PROBLEM DESCRIPTION >>
In the entries that follow, find each line with the word "bluewin" and copy it.

Segment Start: DATA PROVIDED

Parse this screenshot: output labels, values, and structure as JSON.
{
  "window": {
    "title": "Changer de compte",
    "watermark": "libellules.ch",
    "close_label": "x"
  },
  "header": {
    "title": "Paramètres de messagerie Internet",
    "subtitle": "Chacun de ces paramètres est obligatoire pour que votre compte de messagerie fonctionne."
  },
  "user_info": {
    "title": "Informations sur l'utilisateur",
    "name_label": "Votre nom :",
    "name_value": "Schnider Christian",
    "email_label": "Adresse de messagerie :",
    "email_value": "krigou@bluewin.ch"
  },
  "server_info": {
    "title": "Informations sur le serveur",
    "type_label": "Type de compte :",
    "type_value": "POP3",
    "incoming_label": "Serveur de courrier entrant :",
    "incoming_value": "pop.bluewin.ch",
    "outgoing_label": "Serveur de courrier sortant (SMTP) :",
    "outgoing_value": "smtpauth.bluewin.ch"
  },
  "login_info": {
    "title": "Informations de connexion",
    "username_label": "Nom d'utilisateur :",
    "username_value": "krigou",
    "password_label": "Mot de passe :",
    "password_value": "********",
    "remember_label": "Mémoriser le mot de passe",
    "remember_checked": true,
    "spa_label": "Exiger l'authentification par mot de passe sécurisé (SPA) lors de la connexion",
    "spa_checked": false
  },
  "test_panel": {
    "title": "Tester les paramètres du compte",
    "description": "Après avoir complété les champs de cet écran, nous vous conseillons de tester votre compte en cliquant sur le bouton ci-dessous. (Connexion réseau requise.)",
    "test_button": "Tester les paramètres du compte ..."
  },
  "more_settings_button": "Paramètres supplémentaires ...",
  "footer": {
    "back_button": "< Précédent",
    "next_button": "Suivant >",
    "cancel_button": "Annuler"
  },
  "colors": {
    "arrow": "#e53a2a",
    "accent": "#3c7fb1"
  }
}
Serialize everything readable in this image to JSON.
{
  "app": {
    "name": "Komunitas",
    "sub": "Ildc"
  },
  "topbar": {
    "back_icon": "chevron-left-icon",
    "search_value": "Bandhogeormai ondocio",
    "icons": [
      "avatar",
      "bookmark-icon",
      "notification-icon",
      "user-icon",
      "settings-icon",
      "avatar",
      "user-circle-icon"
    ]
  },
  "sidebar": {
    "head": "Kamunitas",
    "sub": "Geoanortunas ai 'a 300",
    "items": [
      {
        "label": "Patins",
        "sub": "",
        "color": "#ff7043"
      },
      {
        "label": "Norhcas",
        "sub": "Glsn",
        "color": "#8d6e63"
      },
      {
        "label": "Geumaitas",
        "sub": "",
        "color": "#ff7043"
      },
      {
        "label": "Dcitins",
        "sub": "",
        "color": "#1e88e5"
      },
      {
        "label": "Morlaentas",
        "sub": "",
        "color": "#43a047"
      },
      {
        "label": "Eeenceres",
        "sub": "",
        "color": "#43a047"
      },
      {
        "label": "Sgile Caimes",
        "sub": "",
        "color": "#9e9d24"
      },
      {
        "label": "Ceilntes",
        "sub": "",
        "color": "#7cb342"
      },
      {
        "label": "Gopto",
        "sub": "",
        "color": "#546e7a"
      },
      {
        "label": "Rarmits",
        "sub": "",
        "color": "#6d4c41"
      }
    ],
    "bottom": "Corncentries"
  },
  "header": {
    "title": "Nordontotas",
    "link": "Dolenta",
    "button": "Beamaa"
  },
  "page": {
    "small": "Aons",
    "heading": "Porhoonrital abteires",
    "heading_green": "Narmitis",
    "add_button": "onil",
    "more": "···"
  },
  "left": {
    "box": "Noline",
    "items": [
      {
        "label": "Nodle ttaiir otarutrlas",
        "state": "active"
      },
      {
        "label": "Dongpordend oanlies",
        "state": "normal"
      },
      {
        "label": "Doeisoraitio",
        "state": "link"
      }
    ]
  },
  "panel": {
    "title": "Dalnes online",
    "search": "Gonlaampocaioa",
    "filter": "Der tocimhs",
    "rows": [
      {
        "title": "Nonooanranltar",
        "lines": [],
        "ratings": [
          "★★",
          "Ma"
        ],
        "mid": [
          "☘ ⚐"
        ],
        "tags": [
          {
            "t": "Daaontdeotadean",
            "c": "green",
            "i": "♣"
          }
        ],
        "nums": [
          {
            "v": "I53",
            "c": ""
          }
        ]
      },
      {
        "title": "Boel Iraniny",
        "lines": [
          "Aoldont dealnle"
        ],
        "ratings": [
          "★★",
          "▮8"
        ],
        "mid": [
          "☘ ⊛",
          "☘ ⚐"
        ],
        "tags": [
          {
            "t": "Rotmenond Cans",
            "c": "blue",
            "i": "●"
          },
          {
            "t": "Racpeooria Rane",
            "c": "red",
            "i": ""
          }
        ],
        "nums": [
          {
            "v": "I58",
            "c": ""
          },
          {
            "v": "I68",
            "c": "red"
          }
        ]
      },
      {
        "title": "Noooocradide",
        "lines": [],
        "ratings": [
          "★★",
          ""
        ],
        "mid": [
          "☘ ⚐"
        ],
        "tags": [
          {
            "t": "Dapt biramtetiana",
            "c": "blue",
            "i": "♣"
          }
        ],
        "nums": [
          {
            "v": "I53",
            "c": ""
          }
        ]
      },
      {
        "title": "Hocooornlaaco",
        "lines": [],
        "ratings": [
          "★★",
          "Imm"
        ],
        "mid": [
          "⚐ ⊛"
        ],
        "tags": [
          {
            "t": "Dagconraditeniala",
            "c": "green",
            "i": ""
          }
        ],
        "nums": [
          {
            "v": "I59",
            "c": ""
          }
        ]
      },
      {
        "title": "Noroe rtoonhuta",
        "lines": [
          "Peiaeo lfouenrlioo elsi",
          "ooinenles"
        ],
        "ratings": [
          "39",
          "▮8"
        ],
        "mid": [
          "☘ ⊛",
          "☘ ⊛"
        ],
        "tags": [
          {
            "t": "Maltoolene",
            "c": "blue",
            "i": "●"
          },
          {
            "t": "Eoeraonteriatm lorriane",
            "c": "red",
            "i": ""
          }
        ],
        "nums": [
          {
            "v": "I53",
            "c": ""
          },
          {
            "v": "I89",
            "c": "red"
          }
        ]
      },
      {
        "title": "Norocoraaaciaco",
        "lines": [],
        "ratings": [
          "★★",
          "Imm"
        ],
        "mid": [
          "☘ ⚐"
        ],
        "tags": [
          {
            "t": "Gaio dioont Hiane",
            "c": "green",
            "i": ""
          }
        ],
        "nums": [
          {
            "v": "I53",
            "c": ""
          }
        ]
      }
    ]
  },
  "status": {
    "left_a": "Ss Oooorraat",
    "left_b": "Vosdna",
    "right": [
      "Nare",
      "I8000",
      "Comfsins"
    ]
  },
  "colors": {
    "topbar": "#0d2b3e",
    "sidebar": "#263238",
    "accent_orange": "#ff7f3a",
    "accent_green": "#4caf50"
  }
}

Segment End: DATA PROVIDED

TASK OUTPUT >>
    "email_value": "krigou@bluewin.ch"
    "incoming_value": "pop.bluewin.ch",
    "outgoing_value": "smtpauth.bluewin.ch"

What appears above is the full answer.